__How to complete this task__.
Every line below that has the string "text" adds one to the count. Give that count by itself.

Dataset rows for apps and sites
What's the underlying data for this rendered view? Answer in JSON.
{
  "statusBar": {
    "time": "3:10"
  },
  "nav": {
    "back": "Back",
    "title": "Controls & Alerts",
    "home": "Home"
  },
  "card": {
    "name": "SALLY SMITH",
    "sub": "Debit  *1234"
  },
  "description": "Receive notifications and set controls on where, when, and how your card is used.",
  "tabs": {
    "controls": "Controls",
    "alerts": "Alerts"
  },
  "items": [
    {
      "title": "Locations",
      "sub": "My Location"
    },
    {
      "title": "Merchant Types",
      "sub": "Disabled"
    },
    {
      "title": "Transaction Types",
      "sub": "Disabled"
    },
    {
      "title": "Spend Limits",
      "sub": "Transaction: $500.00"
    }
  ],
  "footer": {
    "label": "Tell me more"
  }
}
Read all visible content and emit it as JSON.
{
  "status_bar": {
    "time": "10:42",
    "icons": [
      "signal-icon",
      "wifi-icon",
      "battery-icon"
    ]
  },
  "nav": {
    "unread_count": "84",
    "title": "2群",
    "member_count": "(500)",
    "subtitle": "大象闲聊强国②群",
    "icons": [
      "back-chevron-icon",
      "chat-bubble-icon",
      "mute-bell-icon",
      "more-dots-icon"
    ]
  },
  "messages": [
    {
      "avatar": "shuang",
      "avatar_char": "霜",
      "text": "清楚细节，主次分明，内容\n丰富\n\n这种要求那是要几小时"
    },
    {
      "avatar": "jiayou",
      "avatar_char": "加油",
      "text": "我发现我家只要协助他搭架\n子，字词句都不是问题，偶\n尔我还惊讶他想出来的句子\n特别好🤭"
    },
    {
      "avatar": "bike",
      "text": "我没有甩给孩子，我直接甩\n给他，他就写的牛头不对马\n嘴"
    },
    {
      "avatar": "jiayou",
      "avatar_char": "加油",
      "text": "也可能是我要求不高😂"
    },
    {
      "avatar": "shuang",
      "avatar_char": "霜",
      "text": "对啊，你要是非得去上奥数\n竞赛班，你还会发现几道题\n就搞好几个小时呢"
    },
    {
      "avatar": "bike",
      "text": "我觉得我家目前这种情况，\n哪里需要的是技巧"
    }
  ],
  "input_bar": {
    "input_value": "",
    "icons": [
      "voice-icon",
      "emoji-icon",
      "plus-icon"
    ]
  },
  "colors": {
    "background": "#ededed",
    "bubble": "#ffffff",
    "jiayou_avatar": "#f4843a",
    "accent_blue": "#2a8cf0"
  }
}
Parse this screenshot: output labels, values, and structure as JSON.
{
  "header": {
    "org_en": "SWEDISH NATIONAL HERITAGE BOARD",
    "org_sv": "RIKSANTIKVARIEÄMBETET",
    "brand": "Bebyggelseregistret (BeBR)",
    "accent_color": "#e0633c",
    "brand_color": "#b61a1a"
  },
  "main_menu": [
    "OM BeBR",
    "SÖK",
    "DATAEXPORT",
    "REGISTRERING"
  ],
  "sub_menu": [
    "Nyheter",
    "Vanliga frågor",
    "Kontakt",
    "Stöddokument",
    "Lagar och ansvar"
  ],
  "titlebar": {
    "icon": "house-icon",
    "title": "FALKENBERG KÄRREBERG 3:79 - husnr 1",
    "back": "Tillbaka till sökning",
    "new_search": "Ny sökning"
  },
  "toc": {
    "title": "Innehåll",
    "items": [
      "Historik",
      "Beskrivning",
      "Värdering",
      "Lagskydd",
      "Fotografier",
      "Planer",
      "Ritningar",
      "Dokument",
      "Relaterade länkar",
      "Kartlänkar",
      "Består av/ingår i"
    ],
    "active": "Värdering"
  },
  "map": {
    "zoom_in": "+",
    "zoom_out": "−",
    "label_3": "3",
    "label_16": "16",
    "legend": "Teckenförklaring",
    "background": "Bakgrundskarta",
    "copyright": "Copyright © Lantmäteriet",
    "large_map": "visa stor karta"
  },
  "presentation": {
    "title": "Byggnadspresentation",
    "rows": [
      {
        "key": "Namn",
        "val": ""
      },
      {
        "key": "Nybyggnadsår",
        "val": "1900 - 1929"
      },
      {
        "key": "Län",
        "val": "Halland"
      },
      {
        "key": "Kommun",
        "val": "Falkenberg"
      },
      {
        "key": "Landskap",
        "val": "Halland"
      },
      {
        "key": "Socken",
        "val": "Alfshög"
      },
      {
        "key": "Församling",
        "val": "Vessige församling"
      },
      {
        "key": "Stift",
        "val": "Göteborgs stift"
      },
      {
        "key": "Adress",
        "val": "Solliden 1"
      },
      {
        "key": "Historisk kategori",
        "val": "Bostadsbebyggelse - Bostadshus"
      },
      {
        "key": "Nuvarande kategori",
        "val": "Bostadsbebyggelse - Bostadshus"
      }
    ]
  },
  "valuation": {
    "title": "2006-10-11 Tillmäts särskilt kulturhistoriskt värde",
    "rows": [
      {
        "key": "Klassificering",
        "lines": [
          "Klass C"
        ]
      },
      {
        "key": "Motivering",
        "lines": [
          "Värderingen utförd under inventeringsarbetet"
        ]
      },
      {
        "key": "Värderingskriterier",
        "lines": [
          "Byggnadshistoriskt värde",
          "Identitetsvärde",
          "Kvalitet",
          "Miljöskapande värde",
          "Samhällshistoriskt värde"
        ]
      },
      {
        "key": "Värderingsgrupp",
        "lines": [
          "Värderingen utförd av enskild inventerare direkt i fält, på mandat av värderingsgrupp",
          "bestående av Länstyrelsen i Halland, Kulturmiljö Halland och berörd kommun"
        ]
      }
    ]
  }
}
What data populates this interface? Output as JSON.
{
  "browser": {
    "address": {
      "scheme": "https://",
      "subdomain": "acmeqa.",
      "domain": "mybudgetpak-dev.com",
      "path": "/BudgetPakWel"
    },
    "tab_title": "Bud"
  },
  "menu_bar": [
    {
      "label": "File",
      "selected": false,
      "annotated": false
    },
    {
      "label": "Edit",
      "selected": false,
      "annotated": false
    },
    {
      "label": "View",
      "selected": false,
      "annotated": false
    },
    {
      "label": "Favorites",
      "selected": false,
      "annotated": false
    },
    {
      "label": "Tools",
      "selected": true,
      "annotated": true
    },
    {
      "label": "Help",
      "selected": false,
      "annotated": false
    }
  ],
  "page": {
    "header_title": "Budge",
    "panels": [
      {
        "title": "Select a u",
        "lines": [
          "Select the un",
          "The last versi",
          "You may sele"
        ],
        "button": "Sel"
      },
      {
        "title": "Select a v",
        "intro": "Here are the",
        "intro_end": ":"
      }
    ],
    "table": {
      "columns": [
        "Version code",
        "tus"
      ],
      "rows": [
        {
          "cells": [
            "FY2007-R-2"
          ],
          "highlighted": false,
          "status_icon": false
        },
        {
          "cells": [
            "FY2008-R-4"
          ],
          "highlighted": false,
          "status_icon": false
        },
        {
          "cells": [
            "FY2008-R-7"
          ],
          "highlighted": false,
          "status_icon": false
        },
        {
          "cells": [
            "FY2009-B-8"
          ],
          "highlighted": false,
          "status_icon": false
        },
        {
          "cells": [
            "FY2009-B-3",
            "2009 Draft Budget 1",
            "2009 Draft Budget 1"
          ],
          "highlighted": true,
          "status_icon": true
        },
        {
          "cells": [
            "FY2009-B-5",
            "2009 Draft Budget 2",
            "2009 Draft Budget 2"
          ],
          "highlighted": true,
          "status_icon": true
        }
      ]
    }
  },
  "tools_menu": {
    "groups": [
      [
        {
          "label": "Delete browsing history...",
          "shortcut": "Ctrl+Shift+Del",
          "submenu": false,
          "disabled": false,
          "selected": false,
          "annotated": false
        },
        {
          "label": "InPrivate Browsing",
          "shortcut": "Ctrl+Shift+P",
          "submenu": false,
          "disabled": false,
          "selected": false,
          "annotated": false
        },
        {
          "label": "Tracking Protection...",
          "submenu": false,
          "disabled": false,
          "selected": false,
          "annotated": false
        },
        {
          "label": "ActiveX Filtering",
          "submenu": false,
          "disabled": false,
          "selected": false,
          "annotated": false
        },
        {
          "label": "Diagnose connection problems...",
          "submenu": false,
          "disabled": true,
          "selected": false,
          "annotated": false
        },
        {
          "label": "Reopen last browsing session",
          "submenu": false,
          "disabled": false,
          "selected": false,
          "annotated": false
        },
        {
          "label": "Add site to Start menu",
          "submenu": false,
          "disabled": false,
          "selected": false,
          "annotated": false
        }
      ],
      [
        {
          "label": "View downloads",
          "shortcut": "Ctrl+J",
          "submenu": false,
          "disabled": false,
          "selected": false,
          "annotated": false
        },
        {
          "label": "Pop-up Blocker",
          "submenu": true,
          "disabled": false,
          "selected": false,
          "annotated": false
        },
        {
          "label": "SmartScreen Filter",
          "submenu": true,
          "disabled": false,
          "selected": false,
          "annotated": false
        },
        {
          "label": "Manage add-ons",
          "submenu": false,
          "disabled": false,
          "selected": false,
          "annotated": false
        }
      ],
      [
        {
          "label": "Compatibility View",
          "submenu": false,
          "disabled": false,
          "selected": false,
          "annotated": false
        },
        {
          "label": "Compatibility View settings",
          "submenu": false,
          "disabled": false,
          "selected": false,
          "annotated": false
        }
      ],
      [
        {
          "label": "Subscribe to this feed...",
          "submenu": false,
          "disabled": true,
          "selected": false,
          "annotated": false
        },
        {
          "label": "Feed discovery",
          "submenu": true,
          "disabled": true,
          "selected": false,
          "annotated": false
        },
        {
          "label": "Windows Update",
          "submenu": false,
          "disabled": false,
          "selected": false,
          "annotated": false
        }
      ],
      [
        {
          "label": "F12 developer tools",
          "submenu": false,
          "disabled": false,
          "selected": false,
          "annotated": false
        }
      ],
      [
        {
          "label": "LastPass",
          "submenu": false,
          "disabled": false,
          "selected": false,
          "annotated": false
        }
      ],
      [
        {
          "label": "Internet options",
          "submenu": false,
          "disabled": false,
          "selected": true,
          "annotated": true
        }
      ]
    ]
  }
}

__Output below__.
6